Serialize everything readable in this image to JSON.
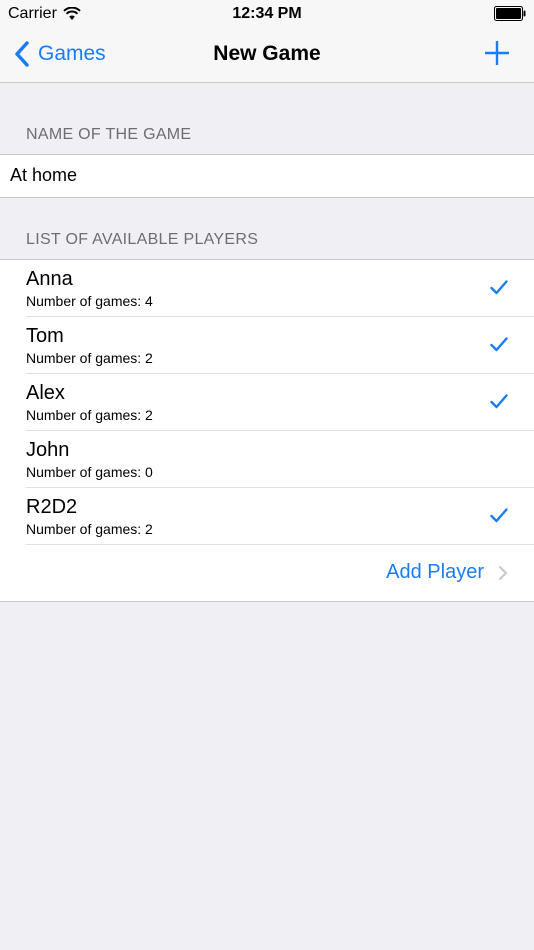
{
  "status_bar": {
    "carrier": "Carrier",
    "time": "12:34 PM"
  },
  "nav": {
    "back_label": "Games",
    "title": "New Game"
  },
  "game_name": {
    "header": "NAME OF THE GAME",
    "value": "At home"
  },
  "players": {
    "header": "LIST OF AVAILABLE PLAYERS",
    "items": [
      {
        "name": "Anna",
        "games": "Number of games: 4",
        "selected": true
      },
      {
        "name": "Tom",
        "games": "Number of games: 2",
        "selected": true
      },
      {
        "name": "Alex",
        "games": "Number of games: 2",
        "selected": true
      },
      {
        "name": "John",
        "games": "Number of games: 0",
        "selected": false
      },
      {
        "name": "R2D2",
        "games": "Number of games: 2",
        "selected": true
      }
    ],
    "add_label": "Add Player"
  },
  "colors": {
    "accent": "#1a7cf4",
    "background": "#efeff4",
    "separator": "#c8c7cc"
  }
}
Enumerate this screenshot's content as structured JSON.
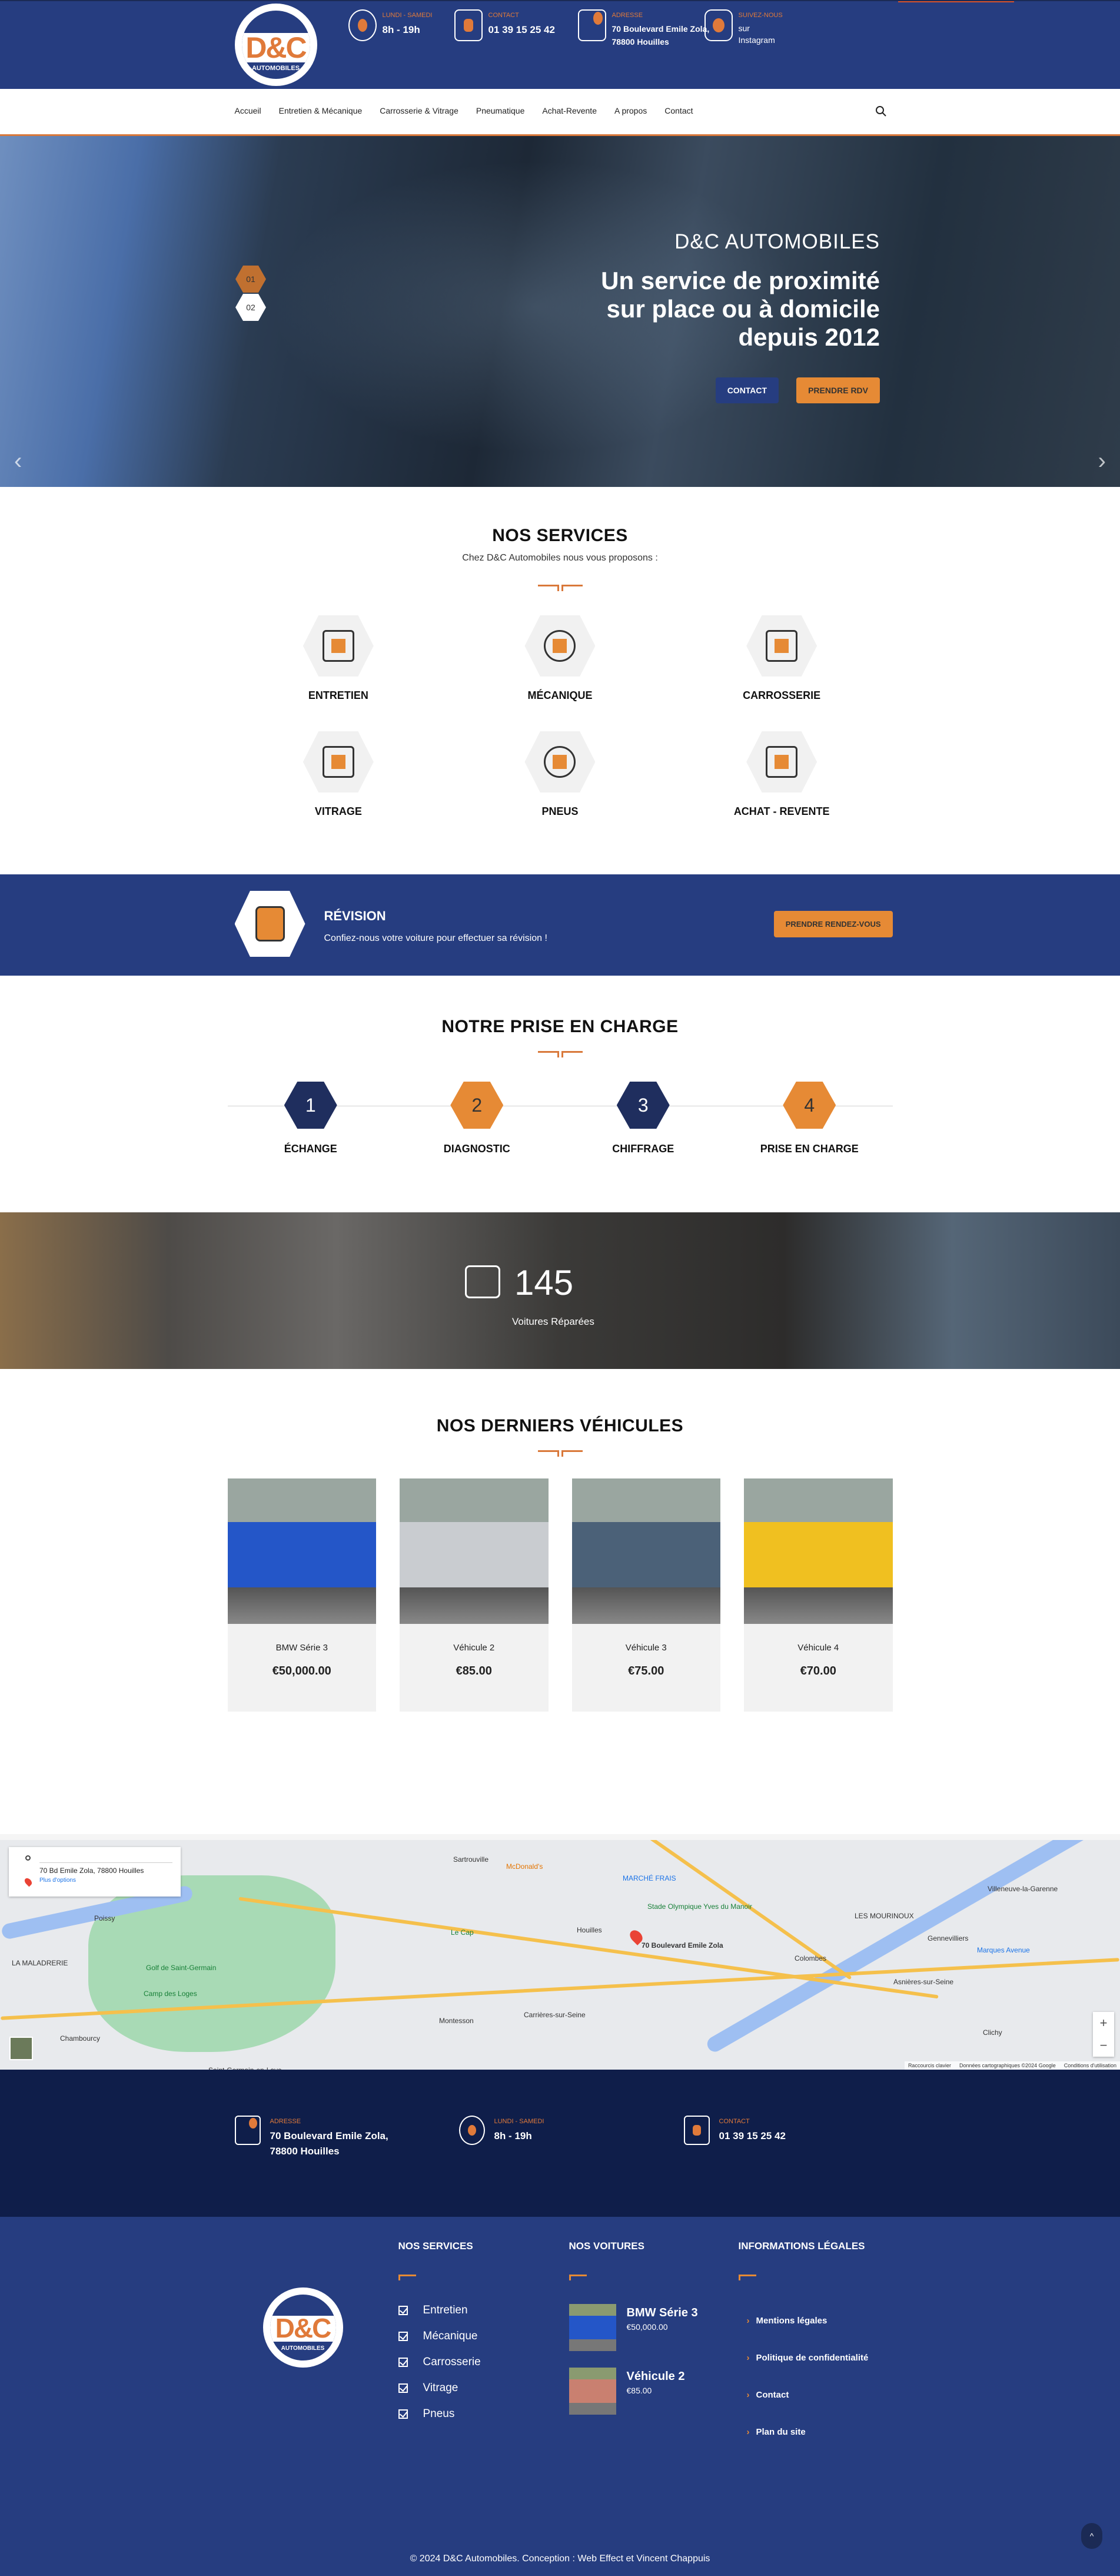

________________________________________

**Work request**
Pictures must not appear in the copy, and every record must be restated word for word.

**Finished exercise**
Serialize everything readable in this image to JSON.
{
  "status_bar": {
    "carrier": "Carrier",
    "time": "12:34 PM"
  },
  "nav": {
    "back_label": "Games",
    "title": "New Game"
  },
  "game_name": {
    "header": "NAME OF THE GAME",
    "value": "At home"
  },
  "players": {
    "header": "LIST OF AVAILABLE PLAYERS",
    "items": [
      {
        "name": "Anna",
        "games": "Number of games: 4",
        "selected": true
      },
      {
        "name": "Tom",
        "games": "Number of games: 2",
        "selected": true
      },
      {
        "name": "Alex",
        "games": "Number of games: 2",
        "selected": true
      },
      {
        "name": "John",
        "games": "Number of games: 0",
        "selected": false
      },
      {
        "name": "R2D2",
        "games": "Number of games: 2",
        "selected": true
      }
    ],
    "add_label": "Add Player"
  },
  "colors": {
    "accent": "#1a7cf4",
    "background": "#efeff4",
    "separator": "#c8c7cc"
  }
}
Enumerate this screenshot's content as structured JSON.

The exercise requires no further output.